It is my sincere hope in writing this that through the wonders of the internet, Rick Steves himself will read this letter, and know what a profound impact he and his show have had on our family’s life. But I also hope other parents will read it and realize what a great resource “Rick Steves’ Europe” is, and share it with their children, too.

Dear Mr. Steves:

I have never been to Europe. Actually, I’ve never left the U.S., not even to visit one of our neighboring countries. But I dream of it constantly. Visiting London is at the top of my list. But in addition to traveling to that great city, there are other places I would also like to visit on that list. Germany…specifically at Christmastime. The charming little town of Switzerland. I’d love to tour Italy, one historical location and great restaurant at a time. Not to mention beautiful Sweden, the ancient ruins of Greece, and of course the Loire Valley in France. And that’s just the beginning! If I could, I would travel from North to South, from East to West, across that great continent, and see and taste as many things as possible.

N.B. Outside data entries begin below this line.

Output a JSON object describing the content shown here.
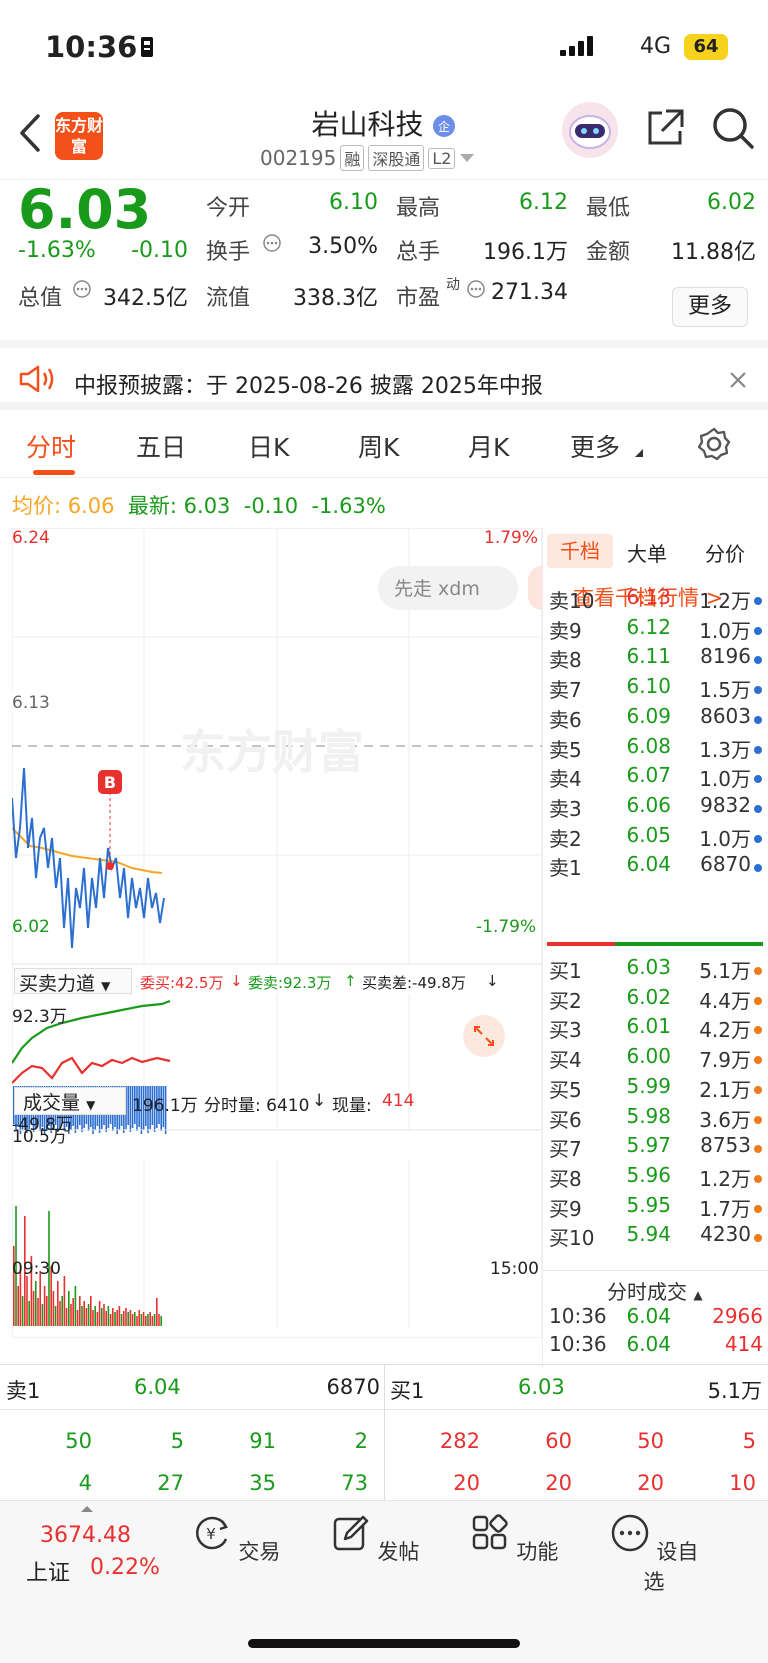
{
  "status_bar": {
    "time": "10:36",
    "network": "4G",
    "battery": "64"
  },
  "header": {
    "back": "<",
    "logo_text": "东方财富",
    "stock_name": "岩山科技",
    "stock_code": "002195",
    "tags": [
      "融",
      "深股通",
      "L2"
    ]
  },
  "quote": {
    "price": "6.03",
    "change_pct": "-1.63%",
    "change": "-0.10",
    "open_label": "今开",
    "open": "6.10",
    "high_label": "最高",
    "high": "6.12",
    "low_label": "最低",
    "low": "6.02",
    "turnover_label": "换手",
    "turnover": "3.50%",
    "volume_label": "总手",
    "volume": "196.1万",
    "amount_label": "金额",
    "amount": "11.88亿",
    "mktcap_label": "总值",
    "mktcap": "342.5亿",
    "float_label": "流值",
    "float": "338.3亿",
    "pe_label": "市盈",
    "pe_sup": "动",
    "pe": "271.34",
    "more": "更多"
  },
  "notice": {
    "text": "中报预披露：于 2025-08-26 披露 2025年中报"
  },
  "tabs": [
    "分时",
    "五日",
    "日K",
    "周K",
    "月K",
    "更多"
  ],
  "infoline": {
    "avg_label": "均价:",
    "avg": "6.06",
    "latest_label": "最新:",
    "latest": "6.03",
    "chg": "-0.10",
    "pct": "-1.63%"
  },
  "chart": {
    "price_max": "6.24",
    "price_min": "6.02",
    "pct_max": "1.79%",
    "pct_min": "-1.79%",
    "prev_close": "6.13",
    "watermark": "东方财富",
    "b_marker": "B",
    "ad_pill": "先走 xdm",
    "flow_label": "买卖力道",
    "flow_buy": "委买:42.5万",
    "flow_sell": "委卖:92.3万",
    "flow_diff": "买卖差:-49.8万",
    "flow_top": "92.3万",
    "flow_bottom": "-49.8万",
    "vol_label": "成交量",
    "vol_total": "196.1万",
    "vol_min_label": "分时量: 6410",
    "vol_now_label": "现量:",
    "vol_now": "414",
    "vol_max": "10.5万",
    "time_start": "09:30",
    "time_end": "15:00"
  },
  "book": {
    "tabs": [
      "千档",
      "大单",
      "分价"
    ],
    "link": "查看千档行情 >",
    "sells": [
      {
        "label": "卖10",
        "price": "6.13",
        "vol": "1.2万",
        "c": "red"
      },
      {
        "label": "卖9",
        "price": "6.12",
        "vol": "1.0万",
        "c": "green"
      },
      {
        "label": "卖8",
        "price": "6.11",
        "vol": "8196",
        "c": "green"
      },
      {
        "label": "卖7",
        "price": "6.10",
        "vol": "1.5万",
        "c": "green"
      },
      {
        "label": "卖6",
        "price": "6.09",
        "vol": "8603",
        "c": "green"
      },
      {
        "label": "卖5",
        "price": "6.08",
        "vol": "1.3万",
        "c": "green"
      },
      {
        "label": "卖4",
        "price": "6.07",
        "vol": "1.0万",
        "c": "green"
      },
      {
        "label": "卖3",
        "price": "6.06",
        "vol": "9832",
        "c": "green"
      },
      {
        "label": "卖2",
        "price": "6.05",
        "vol": "1.0万",
        "c": "green"
      },
      {
        "label": "卖1",
        "price": "6.04",
        "vol": "6870",
        "c": "green"
      }
    ],
    "buys": [
      {
        "label": "买1",
        "price": "6.03",
        "vol": "5.1万"
      },
      {
        "label": "买2",
        "price": "6.02",
        "vol": "4.4万"
      },
      {
        "label": "买3",
        "price": "6.01",
        "vol": "4.2万"
      },
      {
        "label": "买4",
        "price": "6.00",
        "vol": "7.9万"
      },
      {
        "label": "买5",
        "price": "5.99",
        "vol": "2.1万"
      },
      {
        "label": "买6",
        "price": "5.98",
        "vol": "3.6万"
      },
      {
        "label": "买7",
        "price": "5.97",
        "vol": "8753"
      },
      {
        "label": "买8",
        "price": "5.96",
        "vol": "1.2万"
      },
      {
        "label": "买9",
        "price": "5.95",
        "vol": "1.7万"
      },
      {
        "label": "买10",
        "price": "5.94",
        "vol": "4230"
      }
    ],
    "trades_title": "分时成交",
    "trades": [
      {
        "time": "10:36",
        "price": "6.04",
        "vol": "2966"
      },
      {
        "time": "10:36",
        "price": "6.04",
        "vol": "414"
      }
    ]
  },
  "level2": {
    "sell_label": "卖1",
    "sell_price": "6.04",
    "sell_vol": "6870",
    "buy_label": "买1",
    "buy_price": "6.03",
    "buy_vol": "5.1万",
    "sell_q1": [
      "50",
      "5",
      "91",
      "2"
    ],
    "sell_q2": [
      "4",
      "27",
      "35",
      "73"
    ],
    "buy_q1": [
      "282",
      "60",
      "50",
      "5"
    ],
    "buy_q2": [
      "20",
      "20",
      "20",
      "10"
    ]
  },
  "nav": {
    "index_value": "3674.48",
    "index_name": "上证",
    "index_pct": "0.22%",
    "items": [
      "交易",
      "发帖",
      "功能",
      "设自选"
    ]
  },
  "colors": {
    "brand": "#f3501a",
    "up": "#e8302e",
    "down": "#1a9a1a",
    "line": "#2d6fd1",
    "avg": "#f5a623"
  }
}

If that sounds like a pipe dream, then the idea of my husband and I traveling with our five children, of showing them the great sights of Europe, is a dream beyond my wildest imagination. Taking that many children “across the pond,” staying for any length of time in Europe’s great cities, visiting the museums, historical locations, and restaurants is basically impossible. It is not something I think many families, certainly not families of our size, could ever afford to do.

But I want my children to know there’s more out there, even if we can’t travel together to see it all. I want them to be the kind of people who would never be mistaken for “Ugly Americans.” I want them to realize that the millions of people living across Europe are fantastic people, with unique cultures, great cuisine, and amazing histories of their own.

Your show has given me the perfect opportunity to “travel” with them. We have explored interesting and diverse cultures, and learned a bit of their histories. We have seen great architecture, landmarks, and works of art. We have heard music and the stories of fascinating people. We have felt that in some small way, we have stepped out of our own home and visited the world. We have watched our favorite episodes so many times that occasionally, we feel like we’ve actually been to some of those places!

I hope that someday, my children will have the chance to travel abroad, and see for themselves the places we’ve learned about on your show. I hope they will experience those cultures firsthand, try the cuisine, visit the museums, talk to the people. But even if they don’t, they have had a glimpse of the greater world, and they have an appreciation for it thanks to the journeys you have shared with us!

Keep on Travelin’! (We’re counting on it!!!)

Amanda Markel